July 6, 2012 by Reader's Connection
Nineteen poets spoke with Ilya Kaminsky and Katherine Towler, the editors of A God in the House: Poets Talk about Faith. Coming from different backgrounds and engaging in different practices, they talk about how Zen Buddhism, Christianity, paganism, Judaism and other forms of worship or belief or lack thereof have informed their writing.
Kaminsky and Towler have printed the results as essays or memoirs rather than as interviews. Here are three excerpts, to give you some idea of the different grounds being covered.
Grace Paley came from a secular Jewish background and espoused no religious beliefs. You may wonder why she was even included in the book. She wondered herself.
I don’t think in terms of being an atheist or not. I would just say that we live in mystery, and the making of this world is simply great and mysterious. Just this morning I was listening to a man talking about finding rocks that were four billion years old. So we live in mystery. I’m not unsatisfied with that. I don’t have to find a god or not find a god. There’s a quote—I don’t remember who said it—“Find me a god because I am full of prayers.” I think my husband could be described this way. He’s an old Episcopalian boy. He has lost his god, but I think he’s full of prayers.
I’m not full of prayers. I’m full of language.
Christian Wiman grew up in a rural Baptist church where the Bible was read literally and now attends a liberal Christian church so “undoctrinaire that even the walls are woozy.”
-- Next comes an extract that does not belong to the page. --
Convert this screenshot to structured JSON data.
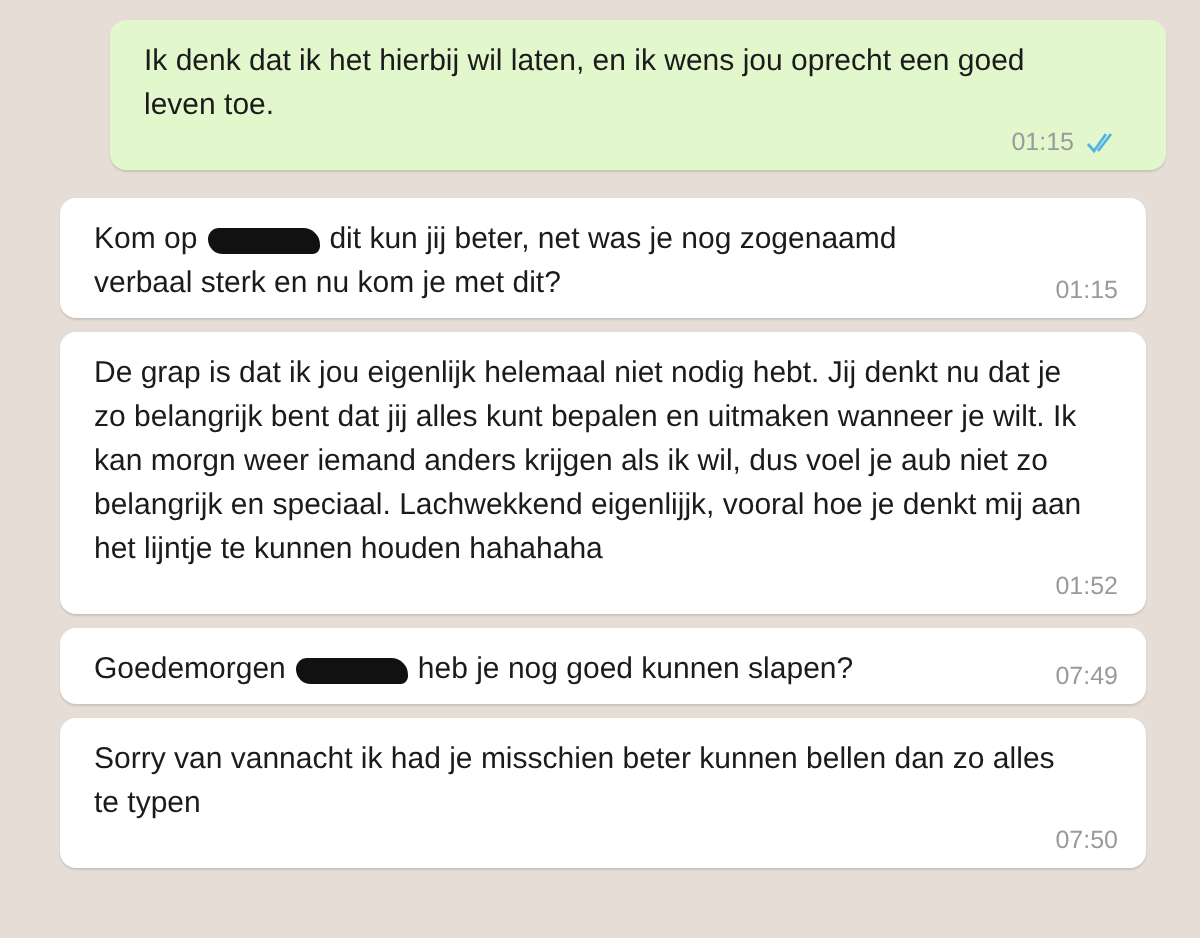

I remain uneasy with the equation of poetry with religious experience, not because I don’t feel the connection—it’s often the only reason I write—but because my own experience of poetry is (terminally?) contaminated by my life in the world—by pride, mostly, the need to be known, to have the self acknowledged, the poem claimed rather than released as the free gift of grace that it was. I would say that this is just a personal failing, except that I’ve never met a poet who transcends it.
Our minds are constantly trying to bring God down to our level, rather than letting him lift us into levels of which we were not previously capable. This is as true in life as it is in art. Thus we love within the lines that experience has drawn for us, we create out of impulses that are familiar and, if we are honest with ourselves, exhausted. What might it mean to be drawn into meanings that, in some profound and necessary sense, shatter us? This is what it means to love. This is what it should mean to write one more poem. The inner and outer urgency of it, the mysterious and confused agency of it: all love abhors habit, and poetry is a species of love.
Jane Hirshfield writes about how her life as a poet has grown from her years spent at a Zen Buddhist monastery.
Human feelings fall rather easily into the consciousness of purposeful action: “I want this, so I will go get it.” “I need this.” “I have to do that.” “If I don’t do this, something bad will happen and I will die.” Such is the basic murmur of mammalian consciousness. Spiritual practices (along with other basic lineaments of human culture, of course) are in part a set of techniques to free a person from unquestioning enslavement to that imperative mind. They allow us to look around, to step back and see things as they are, to apprehend thoughts, impulses, concepts as part of a larger whole. Art does this as well, and art plays a role in human life that is probably not unrelated to spiritual ritual. Both stop you in your mammalian tracks and let you see and know your life through larger eyes and ears.
–from A God in the House: Poets Talk About Faith, published by Tupelo Press, © 2012 Ilya Kaminsky and Katherine Towler. Used with permission.